    I don’t agree with Starluna that a truly engaging media message wouldn’t be a real help here (if she’s actually arguing against better branding). But I fully agree with Starluna that *merely* improving the branding, and at the expense of the core of the policy improvements, would be a disaster.

    Tuesday, August 25, 2009 at 5:01 am | Permalink
  4. starluna wrote:

    Actually, I’ve got plenty of experience using social marketing techniques to do things like encourage college-age women to carry and use condoms (way back in the early 1990s when that was a real challenge), to motivate young, immigrant mothers to use Western health care facilities, and even to convince voters to support maintaining taxes to cover basic services, like roads and schools (you’d be surprised at how hard that is).

    I do agree that those who want health care reform need to use better media messages. But there also needs to be reasonable discourse about what we really want. So far, the discussion has been about health insurance. Do you honestly care how doctors get paid? Or do you care about whether it is affordable, whether there are incentives to withhold treatment or over-treat, and whether you will get the care you need, when you need it? No amount of social marketing can replace the dialogue that needs to happen about what we want and what role we want government to have in making it happen.

    The Republicans adopted a strategy of marketing sans substance, which allowed them to build a base among religious evangelicals. For the past few years, they have been losing key “markets” within that community. Black evangelicals and young evangelicals have moved away from the Republican party in every poll since the election and it isn’t just because of Obama. It’s because they realized that they have been deceived.

    Marketing is a seductive tool and I’ve seen too many people mistake the success that comes with using certain tools for substantive social progress. I’ve seen in both in political campaigns where campaign managers were focused more on the candidate’s wardrobe than on engaging the voters. I’ve seen it in environmental campaigns where slick messaging was not followed up with substantive proposals. Let’s remember that the branding, by itself, does not make for progressive change.

    Tuesday, August 25, 2009 at 7:16 am | Permalink
  5. @Starluna. Ok, yes, agreed. The use of branding/marketing over substantial discourse–worse, as a replacement for it–is appalling.

    I would give your post more thought, but my brain is fried this morning. (I have gifted myself with a two-day tedium of great meticulousness, which may lead to no benefit or a new job for my partner. My eyes are currently trying to do a line-dance alone.)

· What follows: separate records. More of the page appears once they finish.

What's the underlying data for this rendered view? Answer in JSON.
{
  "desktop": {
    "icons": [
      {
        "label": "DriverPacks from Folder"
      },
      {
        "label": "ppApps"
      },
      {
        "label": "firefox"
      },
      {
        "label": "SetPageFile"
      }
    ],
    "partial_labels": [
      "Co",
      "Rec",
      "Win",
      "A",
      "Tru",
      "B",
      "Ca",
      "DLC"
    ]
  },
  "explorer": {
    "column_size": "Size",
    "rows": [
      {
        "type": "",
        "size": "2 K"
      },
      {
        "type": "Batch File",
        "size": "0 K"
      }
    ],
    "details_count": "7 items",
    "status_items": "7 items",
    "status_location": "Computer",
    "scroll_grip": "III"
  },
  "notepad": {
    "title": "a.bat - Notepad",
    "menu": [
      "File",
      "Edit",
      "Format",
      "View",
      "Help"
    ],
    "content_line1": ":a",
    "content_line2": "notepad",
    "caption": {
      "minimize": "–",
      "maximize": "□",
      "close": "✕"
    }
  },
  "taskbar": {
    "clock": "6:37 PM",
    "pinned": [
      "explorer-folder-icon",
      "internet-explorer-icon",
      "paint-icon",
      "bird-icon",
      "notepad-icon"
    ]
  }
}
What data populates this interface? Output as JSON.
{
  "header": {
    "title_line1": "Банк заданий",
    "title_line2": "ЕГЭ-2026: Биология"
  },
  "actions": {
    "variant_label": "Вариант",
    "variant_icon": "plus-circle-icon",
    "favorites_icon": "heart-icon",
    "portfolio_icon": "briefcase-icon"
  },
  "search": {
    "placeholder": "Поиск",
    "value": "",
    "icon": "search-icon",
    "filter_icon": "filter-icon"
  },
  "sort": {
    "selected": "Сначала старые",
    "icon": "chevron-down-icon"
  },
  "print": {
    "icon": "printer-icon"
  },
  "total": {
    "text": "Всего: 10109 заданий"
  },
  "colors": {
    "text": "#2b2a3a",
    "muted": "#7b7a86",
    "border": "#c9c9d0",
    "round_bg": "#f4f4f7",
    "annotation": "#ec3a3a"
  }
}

    Tuesday, August 25, 2009 at 11:11 am | Permalink
  6. K!M wrote:

    anyone else see Conan last night? I think Bill Maher has a few good points:

    Tuesday, August 25, 2009 at 12:48 pm | Permalink